Every line holding "arrow" should be copied from the records below.

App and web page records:
--- START ---

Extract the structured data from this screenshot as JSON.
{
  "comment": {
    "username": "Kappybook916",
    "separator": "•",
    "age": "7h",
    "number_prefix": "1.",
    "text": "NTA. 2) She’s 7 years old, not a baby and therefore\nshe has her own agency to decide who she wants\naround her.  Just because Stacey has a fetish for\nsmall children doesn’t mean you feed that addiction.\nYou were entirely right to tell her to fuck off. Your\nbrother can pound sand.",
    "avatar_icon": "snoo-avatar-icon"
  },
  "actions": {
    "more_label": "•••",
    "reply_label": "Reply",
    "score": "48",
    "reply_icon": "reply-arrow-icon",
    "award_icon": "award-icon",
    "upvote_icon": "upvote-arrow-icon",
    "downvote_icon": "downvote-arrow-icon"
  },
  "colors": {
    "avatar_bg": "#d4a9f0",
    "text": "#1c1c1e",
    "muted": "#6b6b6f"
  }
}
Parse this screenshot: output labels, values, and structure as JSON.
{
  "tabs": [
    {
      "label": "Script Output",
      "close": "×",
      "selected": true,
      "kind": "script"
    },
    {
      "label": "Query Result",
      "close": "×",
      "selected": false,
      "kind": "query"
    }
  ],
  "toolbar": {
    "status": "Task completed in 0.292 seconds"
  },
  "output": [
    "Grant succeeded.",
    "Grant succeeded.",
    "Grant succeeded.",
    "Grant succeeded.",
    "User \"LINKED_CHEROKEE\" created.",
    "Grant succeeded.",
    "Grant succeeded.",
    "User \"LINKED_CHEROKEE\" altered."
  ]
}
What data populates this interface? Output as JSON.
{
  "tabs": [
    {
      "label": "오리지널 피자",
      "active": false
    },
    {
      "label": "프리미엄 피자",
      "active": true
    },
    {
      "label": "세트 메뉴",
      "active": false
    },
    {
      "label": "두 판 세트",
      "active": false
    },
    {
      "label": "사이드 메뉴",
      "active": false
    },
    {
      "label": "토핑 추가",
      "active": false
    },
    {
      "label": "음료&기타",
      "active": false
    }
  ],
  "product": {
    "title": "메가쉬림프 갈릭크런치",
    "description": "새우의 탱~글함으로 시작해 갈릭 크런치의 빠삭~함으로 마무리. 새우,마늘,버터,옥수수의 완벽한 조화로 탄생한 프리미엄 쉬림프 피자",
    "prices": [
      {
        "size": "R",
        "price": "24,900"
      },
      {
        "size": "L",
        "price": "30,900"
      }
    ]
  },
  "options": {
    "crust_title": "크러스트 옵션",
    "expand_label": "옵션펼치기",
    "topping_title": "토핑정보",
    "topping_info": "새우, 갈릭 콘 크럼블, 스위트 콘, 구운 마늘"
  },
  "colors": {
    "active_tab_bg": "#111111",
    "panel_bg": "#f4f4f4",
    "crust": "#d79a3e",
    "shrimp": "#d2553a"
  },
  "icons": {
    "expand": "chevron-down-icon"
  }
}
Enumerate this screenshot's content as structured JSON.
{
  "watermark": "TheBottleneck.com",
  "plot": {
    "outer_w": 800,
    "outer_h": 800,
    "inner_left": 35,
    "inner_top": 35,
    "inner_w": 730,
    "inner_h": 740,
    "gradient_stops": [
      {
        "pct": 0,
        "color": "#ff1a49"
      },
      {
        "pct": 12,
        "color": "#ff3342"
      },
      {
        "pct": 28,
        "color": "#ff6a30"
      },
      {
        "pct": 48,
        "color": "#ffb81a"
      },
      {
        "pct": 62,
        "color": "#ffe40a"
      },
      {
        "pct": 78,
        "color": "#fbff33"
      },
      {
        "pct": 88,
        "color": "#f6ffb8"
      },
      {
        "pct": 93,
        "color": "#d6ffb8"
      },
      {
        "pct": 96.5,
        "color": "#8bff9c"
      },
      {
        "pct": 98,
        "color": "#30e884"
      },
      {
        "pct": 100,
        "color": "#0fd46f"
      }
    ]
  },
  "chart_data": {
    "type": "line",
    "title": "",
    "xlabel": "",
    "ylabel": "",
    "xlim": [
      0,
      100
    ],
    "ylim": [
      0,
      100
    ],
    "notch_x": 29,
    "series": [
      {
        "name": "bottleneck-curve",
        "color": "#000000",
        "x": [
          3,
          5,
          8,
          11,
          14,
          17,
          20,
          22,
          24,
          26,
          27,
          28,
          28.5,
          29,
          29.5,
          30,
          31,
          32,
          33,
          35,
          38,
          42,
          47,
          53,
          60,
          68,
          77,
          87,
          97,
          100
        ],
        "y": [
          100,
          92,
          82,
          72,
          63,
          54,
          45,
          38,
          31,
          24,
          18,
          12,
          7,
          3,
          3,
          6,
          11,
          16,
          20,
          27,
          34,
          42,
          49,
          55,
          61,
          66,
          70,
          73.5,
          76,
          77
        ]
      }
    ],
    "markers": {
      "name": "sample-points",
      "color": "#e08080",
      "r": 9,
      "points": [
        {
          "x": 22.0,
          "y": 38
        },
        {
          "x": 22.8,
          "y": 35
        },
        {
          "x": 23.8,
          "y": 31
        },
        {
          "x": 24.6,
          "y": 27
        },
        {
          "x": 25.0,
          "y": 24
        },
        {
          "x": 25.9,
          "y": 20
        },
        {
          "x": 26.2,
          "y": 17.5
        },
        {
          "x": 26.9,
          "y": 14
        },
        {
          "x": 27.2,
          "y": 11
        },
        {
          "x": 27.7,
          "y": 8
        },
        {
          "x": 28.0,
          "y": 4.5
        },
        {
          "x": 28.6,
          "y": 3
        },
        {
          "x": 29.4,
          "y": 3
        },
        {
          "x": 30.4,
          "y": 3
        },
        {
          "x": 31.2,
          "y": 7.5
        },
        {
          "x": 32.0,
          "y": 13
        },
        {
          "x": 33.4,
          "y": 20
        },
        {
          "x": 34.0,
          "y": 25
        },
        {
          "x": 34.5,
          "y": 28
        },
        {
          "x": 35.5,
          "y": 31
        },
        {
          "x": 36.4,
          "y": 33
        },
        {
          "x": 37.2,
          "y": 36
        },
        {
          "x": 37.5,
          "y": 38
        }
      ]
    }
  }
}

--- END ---

**Worked solution**
    "reply_icon": "reply-arrow-icon",
    "upvote_icon": "upvote-arrow-icon",
    "downvote_icon": "downvote-arrow-icon"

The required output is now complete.